SAN FRANCISCO — In a case closely watched by U.S. businesses, Wal-Mart Stores Inc. is set to argue in federal appeals court here today that a gender discrimination lawsuit filed by six current and former female workers should not have been designated a class action on behalf of some 1.5 million current and former women workers.

The $285 billion retailer might be liable for billions of dollars in penalties should it lose at trial in the largest workplace bias case in U.S. history.

If the case is litigated as a class action, “the approach plaintiffs are taking today could affect all big retailers” and other companies where hiring decisions are made in decentralized local branches, said Theodore J. Boutrous Jr., a Los Angeles attorney who will argue Wal-Mart’s appeal before a three-judge panel.

Joseph Sellers, who represents the plaintiffs, said that the level of proof to show “commonality” of potential discrimination among a larger group of women has been met. “What Wal-Mart is really seeking to do is challenge the foundation of class-action law,” Sellers said.

The female workers were allowed to sue as a group in June 2004 by U.S. District Court Judge Martin Jenkins in San Francisco. Wal-Mart argues Jenkins wrongly based his decision on payroll data used by Wal-Mart’s accusers to show women are paid an average of 5 percent less than men in comparable jobs. The firm said a more accurate picture of potential bias should involve scrutiny of the hiring and promotion practices at its more than 3,500 stores because the chain’s hiring is decentralized. Wal-Mart’s own store-by-store study showed “there was no statistically significant evidence of discrimination at the vast majority of stores.”
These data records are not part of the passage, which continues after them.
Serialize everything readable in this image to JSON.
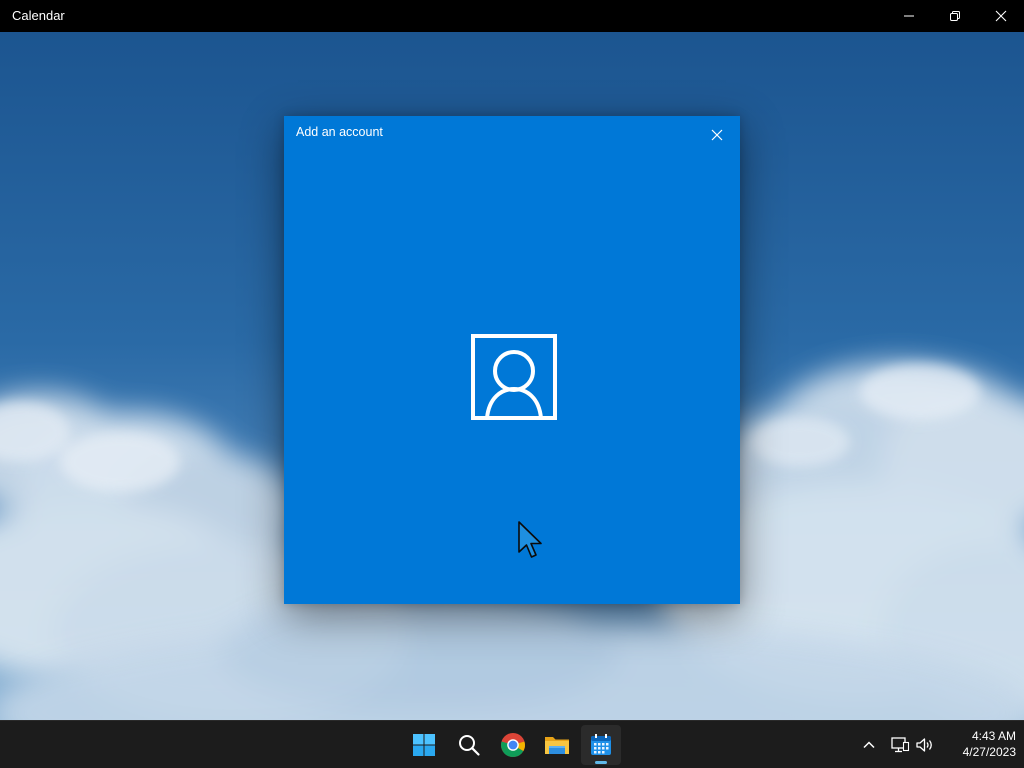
{
  "window": {
    "title": "Calendar",
    "controls": [
      "minimize",
      "maximize",
      "close"
    ]
  },
  "dialog": {
    "title": "Add an account",
    "background": "#0078d7",
    "icon": "account-icon",
    "close_icon": "close-icon"
  },
  "taskbar": {
    "apps": [
      {
        "name": "Start",
        "icon": "windows-start-icon"
      },
      {
        "name": "Search",
        "icon": "search-icon"
      },
      {
        "name": "Google Chrome",
        "icon": "chrome-icon"
      },
      {
        "name": "File Explorer",
        "icon": "folder-icon"
      },
      {
        "name": "Calendar",
        "icon": "calendar-icon",
        "active": true
      }
    ],
    "tray": {
      "icons": [
        "chevron-up-icon",
        "network-icon",
        "volume-icon"
      ],
      "time": "4:43 AM",
      "date": "4/27/2023"
    }
  },
  "colors": {
    "accent": "#0078d7",
    "titlebar": "#000000",
    "taskbar": "#1c1c1c",
    "sky": "#1e5a99"
  }
}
Attorneys for the plaintiffs counter that Wal-Mart has a well-known centralized business model at its Bentonville, Ark., headquarters touching all aspects of the company including hiring.

In reaching his decision to give the lawsuit class-action certification, Jenkins cited “largely uncontested descriptive statistics” used by the women’s attorneys. Jenkins, while not ruling on the merits of the suit, said it was “historic in nature” and coincided with the 50th anniversary of the landmark civil rights case Brown vs. Board of Education. “This anniversary serves as a reminder of the importance of the courts in addressing the denial of equal treatment under the law wherever and by whomever it occurs,” he wrote.

This story first appeared in the August 8, 2005 issue of WWD.  Subscribe Today.

Among the business entities coming to Wal-Mart’s defense is the Retail Industry Leaders Association, which represents discounters. RILA said in a friend of the court brief that if the lawsuit proceeds as a class action it would “subject retailers, who by their nature employ workers in a wide spectrum of positions across a large number of stores” to sweeping discrimination lawsuits where a common thread of bias hasn’t been established.

RILA disputed accusations that Wal-Mart and other retailers are top-down centralized operations, including hiring. “Store managers overseeing this broad range of departments need some discretion to make compensation and promotion decisions to effectively manage … in fact, any other system would undermine Wal-Mart’s ability to effectively manage its stores,” RILA wrote.